When Bree meets Toby, she pretends to be with “The Church of the Potential Father” and, because the boy wants to pursue a porno movie career in Hollywood, agrees to take him with her to Los Angeles. Of course, Toby doesn’t know Bree is his father, nor does he know she’s still physically a man. Happily, Zegers displays more acting chops here than he did in the Air Bud franchise and almost makes us believe this street smart teen would accept Bree as a Christian missionary.
During their travels, Bree and Toby make discoveries that will change their lives forever. They also meet a few interesting characters along the way including: a Native American cowboy (the wonderful Graham Greene, charming us with his tender “Beautiful Dreamer” serenade), who takes a shine to Bree; a suspicious hitchhiker (Grant Monohon); and Bree’s outrageous family.

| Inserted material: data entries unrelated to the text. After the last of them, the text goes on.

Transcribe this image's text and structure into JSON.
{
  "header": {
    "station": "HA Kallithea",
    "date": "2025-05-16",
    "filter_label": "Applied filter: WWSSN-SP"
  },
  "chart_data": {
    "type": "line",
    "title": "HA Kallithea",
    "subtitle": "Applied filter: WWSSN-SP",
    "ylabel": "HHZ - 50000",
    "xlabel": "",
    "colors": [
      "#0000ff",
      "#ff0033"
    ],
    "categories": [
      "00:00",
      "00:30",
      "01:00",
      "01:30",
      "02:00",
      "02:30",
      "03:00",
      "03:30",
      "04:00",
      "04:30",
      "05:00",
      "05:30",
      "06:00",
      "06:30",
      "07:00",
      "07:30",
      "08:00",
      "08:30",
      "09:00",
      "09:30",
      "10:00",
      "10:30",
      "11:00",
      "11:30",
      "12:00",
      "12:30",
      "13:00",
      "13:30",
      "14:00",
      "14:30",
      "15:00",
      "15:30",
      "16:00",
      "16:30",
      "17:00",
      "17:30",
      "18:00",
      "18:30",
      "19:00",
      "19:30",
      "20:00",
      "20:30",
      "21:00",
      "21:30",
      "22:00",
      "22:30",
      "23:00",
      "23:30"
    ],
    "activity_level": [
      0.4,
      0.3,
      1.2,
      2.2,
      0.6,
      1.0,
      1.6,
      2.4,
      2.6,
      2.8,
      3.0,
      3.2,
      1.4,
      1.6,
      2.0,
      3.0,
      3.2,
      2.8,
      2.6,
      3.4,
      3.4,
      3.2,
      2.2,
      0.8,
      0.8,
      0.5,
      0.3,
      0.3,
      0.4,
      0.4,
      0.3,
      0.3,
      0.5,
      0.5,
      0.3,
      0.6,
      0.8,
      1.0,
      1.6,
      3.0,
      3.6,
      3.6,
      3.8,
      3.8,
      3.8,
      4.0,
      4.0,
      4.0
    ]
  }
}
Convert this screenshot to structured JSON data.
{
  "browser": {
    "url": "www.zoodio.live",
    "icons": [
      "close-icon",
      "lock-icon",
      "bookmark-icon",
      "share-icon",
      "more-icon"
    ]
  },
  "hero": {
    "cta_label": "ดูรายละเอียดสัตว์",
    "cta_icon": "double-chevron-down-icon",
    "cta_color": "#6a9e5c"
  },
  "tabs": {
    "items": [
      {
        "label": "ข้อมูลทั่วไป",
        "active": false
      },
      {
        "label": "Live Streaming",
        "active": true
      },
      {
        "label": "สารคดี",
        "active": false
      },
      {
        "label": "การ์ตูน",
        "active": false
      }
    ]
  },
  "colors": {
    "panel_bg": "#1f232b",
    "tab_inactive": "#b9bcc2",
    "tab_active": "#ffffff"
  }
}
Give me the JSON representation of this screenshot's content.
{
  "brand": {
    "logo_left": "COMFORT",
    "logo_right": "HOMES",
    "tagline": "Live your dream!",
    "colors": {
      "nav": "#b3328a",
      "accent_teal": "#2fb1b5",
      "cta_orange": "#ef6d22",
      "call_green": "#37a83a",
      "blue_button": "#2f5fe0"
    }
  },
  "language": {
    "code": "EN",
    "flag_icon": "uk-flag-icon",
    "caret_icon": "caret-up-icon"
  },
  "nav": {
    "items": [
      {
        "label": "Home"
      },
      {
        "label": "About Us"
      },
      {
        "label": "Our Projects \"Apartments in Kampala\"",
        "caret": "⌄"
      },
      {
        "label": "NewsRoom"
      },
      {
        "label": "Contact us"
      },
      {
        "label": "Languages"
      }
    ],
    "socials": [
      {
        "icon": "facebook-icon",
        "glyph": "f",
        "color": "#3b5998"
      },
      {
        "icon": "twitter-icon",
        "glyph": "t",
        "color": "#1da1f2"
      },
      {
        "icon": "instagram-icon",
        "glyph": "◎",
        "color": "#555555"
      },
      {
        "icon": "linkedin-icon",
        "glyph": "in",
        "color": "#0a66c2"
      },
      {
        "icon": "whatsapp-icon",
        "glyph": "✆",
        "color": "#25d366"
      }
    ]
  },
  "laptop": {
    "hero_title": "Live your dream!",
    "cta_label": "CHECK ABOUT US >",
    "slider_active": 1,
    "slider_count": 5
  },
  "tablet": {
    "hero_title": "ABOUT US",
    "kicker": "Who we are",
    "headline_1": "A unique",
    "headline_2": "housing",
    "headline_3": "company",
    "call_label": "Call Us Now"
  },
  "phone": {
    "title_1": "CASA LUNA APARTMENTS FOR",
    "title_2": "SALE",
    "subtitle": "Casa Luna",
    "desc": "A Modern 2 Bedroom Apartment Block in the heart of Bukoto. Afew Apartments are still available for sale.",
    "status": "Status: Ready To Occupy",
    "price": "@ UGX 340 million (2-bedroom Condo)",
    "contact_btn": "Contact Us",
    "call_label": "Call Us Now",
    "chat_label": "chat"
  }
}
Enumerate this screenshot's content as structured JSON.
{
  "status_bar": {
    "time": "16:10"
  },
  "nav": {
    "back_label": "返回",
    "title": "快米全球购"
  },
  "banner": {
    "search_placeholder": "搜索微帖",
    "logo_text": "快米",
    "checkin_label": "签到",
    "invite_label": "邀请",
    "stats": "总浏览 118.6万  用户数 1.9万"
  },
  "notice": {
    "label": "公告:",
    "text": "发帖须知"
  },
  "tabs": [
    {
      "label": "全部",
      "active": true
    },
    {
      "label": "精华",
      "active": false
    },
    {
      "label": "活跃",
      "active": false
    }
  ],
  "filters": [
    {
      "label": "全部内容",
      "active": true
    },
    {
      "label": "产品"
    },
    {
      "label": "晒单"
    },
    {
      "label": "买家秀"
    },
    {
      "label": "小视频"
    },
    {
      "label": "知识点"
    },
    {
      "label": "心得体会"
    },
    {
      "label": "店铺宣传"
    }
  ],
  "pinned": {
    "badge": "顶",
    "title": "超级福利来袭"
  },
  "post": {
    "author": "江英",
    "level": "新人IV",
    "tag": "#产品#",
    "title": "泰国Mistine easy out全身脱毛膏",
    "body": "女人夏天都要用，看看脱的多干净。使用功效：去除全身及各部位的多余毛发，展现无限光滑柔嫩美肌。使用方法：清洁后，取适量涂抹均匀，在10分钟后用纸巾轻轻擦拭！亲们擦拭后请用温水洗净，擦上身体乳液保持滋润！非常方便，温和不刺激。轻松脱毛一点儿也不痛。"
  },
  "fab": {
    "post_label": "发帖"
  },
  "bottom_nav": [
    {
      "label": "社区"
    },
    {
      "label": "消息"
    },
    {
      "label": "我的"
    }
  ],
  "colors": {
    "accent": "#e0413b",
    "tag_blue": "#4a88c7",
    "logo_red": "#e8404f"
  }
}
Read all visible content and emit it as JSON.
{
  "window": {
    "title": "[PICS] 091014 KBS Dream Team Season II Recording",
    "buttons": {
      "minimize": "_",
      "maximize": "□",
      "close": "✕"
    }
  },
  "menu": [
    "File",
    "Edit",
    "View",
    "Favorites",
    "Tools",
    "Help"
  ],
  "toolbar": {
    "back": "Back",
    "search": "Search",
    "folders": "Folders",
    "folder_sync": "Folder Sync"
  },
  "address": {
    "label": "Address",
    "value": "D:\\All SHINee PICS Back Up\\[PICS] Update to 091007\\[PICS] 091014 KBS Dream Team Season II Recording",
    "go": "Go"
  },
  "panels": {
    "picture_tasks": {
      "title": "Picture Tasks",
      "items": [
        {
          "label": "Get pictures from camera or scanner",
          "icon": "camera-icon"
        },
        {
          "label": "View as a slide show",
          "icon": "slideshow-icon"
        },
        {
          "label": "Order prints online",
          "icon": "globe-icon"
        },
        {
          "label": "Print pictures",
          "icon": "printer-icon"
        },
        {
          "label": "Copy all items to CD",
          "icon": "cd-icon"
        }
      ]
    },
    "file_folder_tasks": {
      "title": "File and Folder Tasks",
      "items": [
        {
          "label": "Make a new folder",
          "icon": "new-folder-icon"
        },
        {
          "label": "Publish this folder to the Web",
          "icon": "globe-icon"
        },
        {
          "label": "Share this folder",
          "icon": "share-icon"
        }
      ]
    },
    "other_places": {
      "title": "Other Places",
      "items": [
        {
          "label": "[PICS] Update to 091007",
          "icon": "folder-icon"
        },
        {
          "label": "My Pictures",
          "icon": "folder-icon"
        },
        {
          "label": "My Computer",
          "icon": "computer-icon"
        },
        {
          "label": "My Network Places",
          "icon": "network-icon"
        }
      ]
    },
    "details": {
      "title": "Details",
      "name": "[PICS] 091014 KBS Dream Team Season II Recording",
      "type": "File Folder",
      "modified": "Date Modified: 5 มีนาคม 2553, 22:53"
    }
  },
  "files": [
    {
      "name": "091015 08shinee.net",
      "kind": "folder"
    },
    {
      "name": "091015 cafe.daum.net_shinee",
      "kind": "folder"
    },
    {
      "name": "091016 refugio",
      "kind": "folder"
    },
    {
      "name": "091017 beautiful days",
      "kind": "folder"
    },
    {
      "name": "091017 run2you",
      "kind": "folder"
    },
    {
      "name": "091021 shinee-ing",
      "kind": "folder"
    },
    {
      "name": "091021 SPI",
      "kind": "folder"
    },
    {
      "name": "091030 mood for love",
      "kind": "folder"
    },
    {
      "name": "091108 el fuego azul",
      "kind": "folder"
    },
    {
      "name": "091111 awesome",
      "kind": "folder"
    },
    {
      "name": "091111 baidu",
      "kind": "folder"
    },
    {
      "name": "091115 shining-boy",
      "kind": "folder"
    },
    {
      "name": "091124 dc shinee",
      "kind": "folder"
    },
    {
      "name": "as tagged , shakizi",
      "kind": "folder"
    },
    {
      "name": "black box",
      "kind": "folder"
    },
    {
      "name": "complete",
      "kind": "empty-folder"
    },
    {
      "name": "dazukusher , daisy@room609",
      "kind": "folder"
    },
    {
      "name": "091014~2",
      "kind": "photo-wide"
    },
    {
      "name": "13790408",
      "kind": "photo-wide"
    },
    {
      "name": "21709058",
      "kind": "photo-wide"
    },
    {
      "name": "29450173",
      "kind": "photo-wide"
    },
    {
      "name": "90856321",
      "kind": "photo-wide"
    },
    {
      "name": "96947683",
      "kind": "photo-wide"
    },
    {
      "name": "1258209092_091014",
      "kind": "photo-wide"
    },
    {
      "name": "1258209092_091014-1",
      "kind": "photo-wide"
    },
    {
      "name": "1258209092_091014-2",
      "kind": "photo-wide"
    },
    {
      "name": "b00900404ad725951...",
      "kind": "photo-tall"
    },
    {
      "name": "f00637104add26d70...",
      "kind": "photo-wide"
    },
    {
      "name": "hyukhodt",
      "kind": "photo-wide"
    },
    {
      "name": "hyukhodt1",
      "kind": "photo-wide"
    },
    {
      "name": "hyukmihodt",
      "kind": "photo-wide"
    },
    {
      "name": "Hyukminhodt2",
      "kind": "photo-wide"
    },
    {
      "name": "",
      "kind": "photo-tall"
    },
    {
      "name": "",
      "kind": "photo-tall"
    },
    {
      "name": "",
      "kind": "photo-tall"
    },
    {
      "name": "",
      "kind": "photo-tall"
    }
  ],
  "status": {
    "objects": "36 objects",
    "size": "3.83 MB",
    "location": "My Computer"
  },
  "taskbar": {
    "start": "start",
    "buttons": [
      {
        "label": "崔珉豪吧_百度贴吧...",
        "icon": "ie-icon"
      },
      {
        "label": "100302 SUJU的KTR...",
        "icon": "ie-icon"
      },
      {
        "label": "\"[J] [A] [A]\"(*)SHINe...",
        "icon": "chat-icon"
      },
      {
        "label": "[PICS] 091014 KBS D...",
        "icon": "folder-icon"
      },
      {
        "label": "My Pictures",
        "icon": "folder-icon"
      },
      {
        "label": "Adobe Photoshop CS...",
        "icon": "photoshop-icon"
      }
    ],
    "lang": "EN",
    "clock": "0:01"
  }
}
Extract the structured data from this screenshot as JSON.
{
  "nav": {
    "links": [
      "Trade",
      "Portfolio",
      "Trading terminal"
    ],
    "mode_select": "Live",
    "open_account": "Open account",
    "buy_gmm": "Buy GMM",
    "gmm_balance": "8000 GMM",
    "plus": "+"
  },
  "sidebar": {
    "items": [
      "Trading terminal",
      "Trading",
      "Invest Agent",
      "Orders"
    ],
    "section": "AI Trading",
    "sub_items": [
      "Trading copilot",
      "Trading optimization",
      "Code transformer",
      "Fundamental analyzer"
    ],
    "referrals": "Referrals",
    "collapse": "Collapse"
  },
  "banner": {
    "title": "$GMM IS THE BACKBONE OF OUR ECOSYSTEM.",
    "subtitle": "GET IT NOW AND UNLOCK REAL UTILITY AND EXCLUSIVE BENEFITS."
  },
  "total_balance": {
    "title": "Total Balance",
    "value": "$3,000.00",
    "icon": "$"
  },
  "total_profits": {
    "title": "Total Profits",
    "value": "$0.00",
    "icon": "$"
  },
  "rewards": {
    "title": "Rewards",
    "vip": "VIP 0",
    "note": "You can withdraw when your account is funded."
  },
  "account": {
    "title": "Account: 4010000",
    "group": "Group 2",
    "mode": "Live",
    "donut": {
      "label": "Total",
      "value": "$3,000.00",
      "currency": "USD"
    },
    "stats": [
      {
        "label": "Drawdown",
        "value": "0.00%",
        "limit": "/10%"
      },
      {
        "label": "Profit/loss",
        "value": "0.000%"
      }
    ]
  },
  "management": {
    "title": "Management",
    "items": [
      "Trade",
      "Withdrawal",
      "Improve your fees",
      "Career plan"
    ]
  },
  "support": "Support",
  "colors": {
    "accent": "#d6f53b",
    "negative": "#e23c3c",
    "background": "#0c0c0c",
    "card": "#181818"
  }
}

Fionnula Flanagan (The Others) shakes things up considerably as Bree’s disappointed, emotional mother; Burt Young (Mickey Blue Eyes) looks a little out of it most of the time as Bree’s father; and Carrie Preston (The Stepford Wives) oozes sarcasm in the role of Bree’s alcoholic sister. No doubt about it -- Bree’s family carries dysfunctional behavior to the max.
The success of Transamerica rests on Huffman’s (TV’s Desperate Housewives, Raising Helen) shoulders. Fortunately, because Huffman endows Bree with touching dignity, we want things to work out for the courageous main character. However, although Huffman earned a Golden Globe Best Actress Award for her unusual performance, I found her interpretation of Bree extremely mannered in most scenes. Bree wears what she considers to be feminine attire, applies make-up, paints her false fingernails and tries to act prim and proper, but most of the time I couldn’t forget I was watching an actress playing a man who wants to be a woman. Still, this is the type of role that gets attention come Oscar night, so I expect to see a nomination for Huffman, and perhaps even a win.
Written and directed by Duncan Tucker (The Mountain King), Transamerica’s heart is in the right place. I only wish it had made mine beat a little faster.
(Released by The Weinstein Company and rated “R” for sexual content, nudity, language and drug use.)